— How to complete this task —
State the number of lines that hold "Poupe" in the records below, with no other words.

[Data entries]
[Start of Attachment]
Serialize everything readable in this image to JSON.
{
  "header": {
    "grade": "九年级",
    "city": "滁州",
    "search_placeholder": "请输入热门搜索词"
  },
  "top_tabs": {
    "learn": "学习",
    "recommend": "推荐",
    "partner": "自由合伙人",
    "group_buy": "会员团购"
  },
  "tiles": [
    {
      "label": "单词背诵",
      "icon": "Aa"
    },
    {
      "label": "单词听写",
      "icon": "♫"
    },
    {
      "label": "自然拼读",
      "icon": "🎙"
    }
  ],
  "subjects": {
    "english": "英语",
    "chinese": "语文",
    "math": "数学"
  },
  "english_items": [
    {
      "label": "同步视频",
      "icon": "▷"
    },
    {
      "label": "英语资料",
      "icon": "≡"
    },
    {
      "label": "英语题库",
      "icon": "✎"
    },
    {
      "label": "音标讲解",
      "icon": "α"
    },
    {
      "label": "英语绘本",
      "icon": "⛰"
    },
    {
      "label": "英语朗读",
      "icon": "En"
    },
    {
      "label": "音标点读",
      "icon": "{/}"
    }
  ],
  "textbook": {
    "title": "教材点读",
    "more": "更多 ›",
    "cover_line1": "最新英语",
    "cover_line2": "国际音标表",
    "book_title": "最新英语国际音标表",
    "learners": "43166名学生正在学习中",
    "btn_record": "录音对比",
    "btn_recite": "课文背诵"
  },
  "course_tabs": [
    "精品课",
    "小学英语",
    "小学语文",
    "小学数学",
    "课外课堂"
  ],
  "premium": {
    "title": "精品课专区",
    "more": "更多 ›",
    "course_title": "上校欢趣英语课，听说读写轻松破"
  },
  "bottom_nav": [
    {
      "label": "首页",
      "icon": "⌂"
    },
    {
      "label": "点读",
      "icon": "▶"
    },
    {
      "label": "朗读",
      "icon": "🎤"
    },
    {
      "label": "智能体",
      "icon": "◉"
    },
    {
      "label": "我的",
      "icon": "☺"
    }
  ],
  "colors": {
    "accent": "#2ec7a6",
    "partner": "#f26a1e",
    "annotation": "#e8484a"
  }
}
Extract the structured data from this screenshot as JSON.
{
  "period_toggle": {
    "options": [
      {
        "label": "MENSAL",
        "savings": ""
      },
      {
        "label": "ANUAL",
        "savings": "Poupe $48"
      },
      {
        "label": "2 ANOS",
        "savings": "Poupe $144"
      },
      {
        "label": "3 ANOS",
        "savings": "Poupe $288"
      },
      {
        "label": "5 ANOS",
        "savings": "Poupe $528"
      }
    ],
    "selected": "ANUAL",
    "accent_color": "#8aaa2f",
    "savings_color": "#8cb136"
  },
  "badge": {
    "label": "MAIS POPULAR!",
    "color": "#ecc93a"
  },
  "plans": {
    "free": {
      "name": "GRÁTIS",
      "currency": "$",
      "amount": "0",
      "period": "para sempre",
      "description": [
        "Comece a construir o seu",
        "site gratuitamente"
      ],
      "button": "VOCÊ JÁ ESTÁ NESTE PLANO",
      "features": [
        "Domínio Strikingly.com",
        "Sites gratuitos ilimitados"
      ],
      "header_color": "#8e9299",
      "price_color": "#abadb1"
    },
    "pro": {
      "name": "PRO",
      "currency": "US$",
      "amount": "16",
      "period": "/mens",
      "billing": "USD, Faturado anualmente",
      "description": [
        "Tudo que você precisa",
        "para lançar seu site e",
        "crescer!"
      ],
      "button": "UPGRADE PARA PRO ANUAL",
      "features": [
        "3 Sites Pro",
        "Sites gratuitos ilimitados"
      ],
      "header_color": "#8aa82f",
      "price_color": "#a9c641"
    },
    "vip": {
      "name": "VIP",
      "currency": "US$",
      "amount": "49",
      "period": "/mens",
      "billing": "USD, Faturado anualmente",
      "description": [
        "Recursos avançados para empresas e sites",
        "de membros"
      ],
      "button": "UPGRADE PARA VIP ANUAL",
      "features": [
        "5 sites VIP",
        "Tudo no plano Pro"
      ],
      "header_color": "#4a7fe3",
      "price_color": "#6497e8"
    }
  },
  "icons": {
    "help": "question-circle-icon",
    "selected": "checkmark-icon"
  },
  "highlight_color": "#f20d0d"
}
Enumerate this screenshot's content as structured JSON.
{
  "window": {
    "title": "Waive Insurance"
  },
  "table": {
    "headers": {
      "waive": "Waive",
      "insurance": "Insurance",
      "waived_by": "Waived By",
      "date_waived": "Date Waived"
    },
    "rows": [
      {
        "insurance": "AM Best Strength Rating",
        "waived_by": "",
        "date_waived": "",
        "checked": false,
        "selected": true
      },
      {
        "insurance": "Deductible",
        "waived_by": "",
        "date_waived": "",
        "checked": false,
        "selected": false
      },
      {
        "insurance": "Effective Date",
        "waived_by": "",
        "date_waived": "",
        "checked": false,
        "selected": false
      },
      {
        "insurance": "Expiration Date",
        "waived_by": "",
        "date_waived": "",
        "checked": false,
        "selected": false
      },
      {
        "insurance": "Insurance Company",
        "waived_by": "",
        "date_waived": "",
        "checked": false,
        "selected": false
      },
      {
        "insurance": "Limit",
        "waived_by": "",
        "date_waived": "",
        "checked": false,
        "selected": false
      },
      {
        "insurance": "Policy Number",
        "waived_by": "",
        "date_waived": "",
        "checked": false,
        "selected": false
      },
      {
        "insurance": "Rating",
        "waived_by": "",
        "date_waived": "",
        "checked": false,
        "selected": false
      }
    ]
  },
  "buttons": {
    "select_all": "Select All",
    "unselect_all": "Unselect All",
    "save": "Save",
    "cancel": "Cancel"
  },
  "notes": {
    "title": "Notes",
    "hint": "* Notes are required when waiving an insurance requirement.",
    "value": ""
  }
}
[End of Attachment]
— Output for this task —
4